Gene therapies developed by University of Pennsylvania School of Veterinary Medicine researchers have worked to correct different forms of blindness. While effective, the downside to these approaches to vision rescue is that each disease requires its own form of gene therapy to correct the particular genetic mutation involved, a time consuming and complex process.
Google unveiled a contact lens that monitors glucose levels in tears, a potential reprieve for millions of diabetics who have to jab their fingers to draw their own blood as many as 10 times a day. The prototype, which Google says will take at least five years to reach consumers, is one of several medical devices being designed by companies to make glucose monitoring for diabetic patients more convenient.
Johnson & Johnson has been offered $4.15 billion by The Carlyle Group for its Ortho-Clinical Diagnostics business, a year after J&J began reviewing strategic options for the blood-testing unit as part of a routine pruning of its extensive family of businesses. J&J has until March 31 to decide whether to accept the offer.
A major mystery in heart disease—why most people who develop serious heart disease have normal blood pressure and cholesterol—may have been solved in a “tremendously significant” study. Some are already calling the study “important” and “frame-shifting.” The study—Multi-Ethnic Study of Atherosclerosis—found that coronary artery calcium scans can often more accurately predict heart disease than cholesterol and blood pressure readings.

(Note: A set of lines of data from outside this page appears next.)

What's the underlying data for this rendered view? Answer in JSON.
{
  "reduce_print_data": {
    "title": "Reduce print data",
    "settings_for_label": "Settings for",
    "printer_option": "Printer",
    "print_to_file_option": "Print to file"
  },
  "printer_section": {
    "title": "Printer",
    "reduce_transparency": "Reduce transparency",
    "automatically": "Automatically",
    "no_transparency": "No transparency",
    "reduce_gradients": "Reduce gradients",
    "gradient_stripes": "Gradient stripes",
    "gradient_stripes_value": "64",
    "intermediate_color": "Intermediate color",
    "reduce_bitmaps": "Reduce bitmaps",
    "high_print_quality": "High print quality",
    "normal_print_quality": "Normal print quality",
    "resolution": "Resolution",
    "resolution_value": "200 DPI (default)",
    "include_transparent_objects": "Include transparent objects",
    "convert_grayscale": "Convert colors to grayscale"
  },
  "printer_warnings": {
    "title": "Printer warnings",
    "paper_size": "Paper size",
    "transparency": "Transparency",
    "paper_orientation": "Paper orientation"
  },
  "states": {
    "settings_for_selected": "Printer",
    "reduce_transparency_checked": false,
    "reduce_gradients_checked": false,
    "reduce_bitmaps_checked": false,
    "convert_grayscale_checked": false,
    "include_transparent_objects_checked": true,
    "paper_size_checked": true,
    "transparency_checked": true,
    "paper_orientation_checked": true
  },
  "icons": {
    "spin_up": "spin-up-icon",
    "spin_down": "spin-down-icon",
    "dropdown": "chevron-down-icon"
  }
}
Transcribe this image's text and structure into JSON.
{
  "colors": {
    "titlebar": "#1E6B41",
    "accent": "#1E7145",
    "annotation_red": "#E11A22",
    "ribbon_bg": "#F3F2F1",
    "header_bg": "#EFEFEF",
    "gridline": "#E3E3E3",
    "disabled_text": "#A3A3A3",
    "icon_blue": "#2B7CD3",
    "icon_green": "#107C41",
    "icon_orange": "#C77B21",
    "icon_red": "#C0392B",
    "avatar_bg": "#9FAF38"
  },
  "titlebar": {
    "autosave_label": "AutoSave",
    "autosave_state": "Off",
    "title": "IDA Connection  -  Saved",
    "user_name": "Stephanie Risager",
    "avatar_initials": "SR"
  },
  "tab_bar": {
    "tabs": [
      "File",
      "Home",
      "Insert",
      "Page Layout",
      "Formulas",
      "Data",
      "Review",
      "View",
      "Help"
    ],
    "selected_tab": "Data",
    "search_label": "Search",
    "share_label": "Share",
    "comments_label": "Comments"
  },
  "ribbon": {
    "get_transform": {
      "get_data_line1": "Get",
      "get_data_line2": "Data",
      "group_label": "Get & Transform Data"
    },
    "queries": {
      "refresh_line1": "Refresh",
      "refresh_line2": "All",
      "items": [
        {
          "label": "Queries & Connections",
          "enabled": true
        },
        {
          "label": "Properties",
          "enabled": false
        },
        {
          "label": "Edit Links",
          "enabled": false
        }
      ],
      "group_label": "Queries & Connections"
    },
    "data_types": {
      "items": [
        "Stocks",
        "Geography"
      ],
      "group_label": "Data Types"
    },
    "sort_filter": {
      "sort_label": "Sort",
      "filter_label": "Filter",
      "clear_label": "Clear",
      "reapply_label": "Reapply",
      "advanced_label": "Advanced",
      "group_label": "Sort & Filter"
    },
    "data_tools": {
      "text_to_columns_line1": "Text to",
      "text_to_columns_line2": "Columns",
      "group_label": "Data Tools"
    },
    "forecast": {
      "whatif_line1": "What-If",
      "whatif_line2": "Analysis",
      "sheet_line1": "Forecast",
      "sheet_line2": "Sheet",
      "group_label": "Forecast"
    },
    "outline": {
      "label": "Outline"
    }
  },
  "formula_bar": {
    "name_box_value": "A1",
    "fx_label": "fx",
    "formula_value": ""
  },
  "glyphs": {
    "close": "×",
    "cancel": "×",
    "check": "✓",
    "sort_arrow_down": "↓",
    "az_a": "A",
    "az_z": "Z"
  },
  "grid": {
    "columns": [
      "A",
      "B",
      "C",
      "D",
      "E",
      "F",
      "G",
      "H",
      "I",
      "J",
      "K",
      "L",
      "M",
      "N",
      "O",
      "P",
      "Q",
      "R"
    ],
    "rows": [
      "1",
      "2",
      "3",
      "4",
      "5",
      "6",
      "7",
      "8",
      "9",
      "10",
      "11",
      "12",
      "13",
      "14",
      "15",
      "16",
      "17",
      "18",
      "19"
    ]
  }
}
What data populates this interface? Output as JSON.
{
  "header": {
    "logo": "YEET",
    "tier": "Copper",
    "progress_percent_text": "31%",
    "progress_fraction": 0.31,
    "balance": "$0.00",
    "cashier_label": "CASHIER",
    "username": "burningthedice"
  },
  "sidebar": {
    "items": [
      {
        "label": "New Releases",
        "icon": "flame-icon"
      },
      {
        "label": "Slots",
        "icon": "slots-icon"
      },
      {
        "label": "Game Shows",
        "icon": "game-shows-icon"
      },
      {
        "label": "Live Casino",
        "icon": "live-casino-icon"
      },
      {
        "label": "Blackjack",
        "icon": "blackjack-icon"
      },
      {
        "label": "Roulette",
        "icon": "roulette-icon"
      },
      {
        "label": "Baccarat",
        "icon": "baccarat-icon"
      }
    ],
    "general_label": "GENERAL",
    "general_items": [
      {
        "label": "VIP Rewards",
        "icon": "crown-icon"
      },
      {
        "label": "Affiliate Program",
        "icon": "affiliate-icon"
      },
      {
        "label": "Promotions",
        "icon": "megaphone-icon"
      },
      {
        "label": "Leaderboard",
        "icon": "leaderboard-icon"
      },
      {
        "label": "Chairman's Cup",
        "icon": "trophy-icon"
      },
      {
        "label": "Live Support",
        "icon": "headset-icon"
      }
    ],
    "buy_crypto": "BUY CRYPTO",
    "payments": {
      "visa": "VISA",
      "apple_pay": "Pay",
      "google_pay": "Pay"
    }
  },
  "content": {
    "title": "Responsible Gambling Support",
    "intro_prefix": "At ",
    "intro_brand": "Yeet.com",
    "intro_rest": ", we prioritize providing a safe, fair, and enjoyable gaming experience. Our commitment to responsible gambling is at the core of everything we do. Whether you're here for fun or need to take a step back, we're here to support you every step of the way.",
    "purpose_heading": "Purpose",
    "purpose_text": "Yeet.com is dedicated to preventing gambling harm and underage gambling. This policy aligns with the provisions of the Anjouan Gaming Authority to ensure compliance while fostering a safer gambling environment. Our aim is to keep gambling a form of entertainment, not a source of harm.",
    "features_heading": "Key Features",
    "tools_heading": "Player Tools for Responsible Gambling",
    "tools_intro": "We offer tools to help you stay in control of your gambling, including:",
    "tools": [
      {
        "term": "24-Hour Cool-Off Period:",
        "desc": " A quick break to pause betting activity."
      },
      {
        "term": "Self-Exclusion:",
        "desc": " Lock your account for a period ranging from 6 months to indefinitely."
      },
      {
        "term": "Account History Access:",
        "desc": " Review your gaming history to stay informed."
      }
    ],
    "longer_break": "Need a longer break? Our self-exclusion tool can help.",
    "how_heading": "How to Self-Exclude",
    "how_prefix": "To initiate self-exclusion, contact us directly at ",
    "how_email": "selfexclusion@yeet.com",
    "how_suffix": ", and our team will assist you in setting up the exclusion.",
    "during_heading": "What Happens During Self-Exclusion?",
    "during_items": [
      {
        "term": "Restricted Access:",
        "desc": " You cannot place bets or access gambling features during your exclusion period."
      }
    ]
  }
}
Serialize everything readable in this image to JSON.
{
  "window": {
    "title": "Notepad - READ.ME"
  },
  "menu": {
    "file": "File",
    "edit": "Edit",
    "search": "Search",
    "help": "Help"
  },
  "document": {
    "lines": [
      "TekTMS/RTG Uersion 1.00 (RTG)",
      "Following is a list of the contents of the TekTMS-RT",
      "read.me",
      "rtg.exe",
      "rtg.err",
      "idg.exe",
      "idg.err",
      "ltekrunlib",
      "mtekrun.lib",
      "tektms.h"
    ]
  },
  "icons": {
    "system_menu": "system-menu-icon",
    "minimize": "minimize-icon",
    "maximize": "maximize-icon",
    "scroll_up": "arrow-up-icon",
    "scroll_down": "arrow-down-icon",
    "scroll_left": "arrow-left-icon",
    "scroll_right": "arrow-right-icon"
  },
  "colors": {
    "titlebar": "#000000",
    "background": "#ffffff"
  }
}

A small, preliminary study using gene therapy to treat a rare form of blindness is promising and could trigger similar efforts for other causes of vision loss, British doctors say. They studied just six patients. Of those, two have had dramatic improvements in their vision and none has reported any serious side effects. The study was only designed to test the treatment's safety, not its effectiveness.
The controversial notion that being overweight might actually be healthier for some people with diabetes — seems to be a myth, researchers report. A major study finds there's no survival advantage to being large, and a disadvantage to being very large.
Biotech drugmaker Amgen and Illumina, a maker of genetic testing equipment, said Wednesday they are developing a test that will identify patients who might be helped by Amgen's colon cancer drug Vectibix. Vectibix is approved as a treatment for colorectal cancer that has spread and hasn't rresponded to chemotherapy.
Immunotherapy—the art and science of training peoples’ immune systems to fight their own cancers—was named Breakthrough of the Year by Science. Prominently mentioned was an approach seeing clinical success: genetically tweaking patients’ own T cells to make them more potent, proliferative, and targeted.
Researchers at the University of Cincinnati (UC) have identified key molecular components linking circadian rhythms and cell division cycles in Neurospora crassa, providing insights that could lead to improved disease treatments and drug delivery.
A single molecule, which acts equally on the receptors of the metabolic hormones glucagon and glucagon-like peptide-1 (GLP-1) improves body weight and diabetes through restored function of the anti-obesity hormone leptin. Scientists found out that treatment of obese mice with this GLP-1/Glucagon co-agonist improves metabolism and body weight associated with restored function of the weight lowering hormone leptin.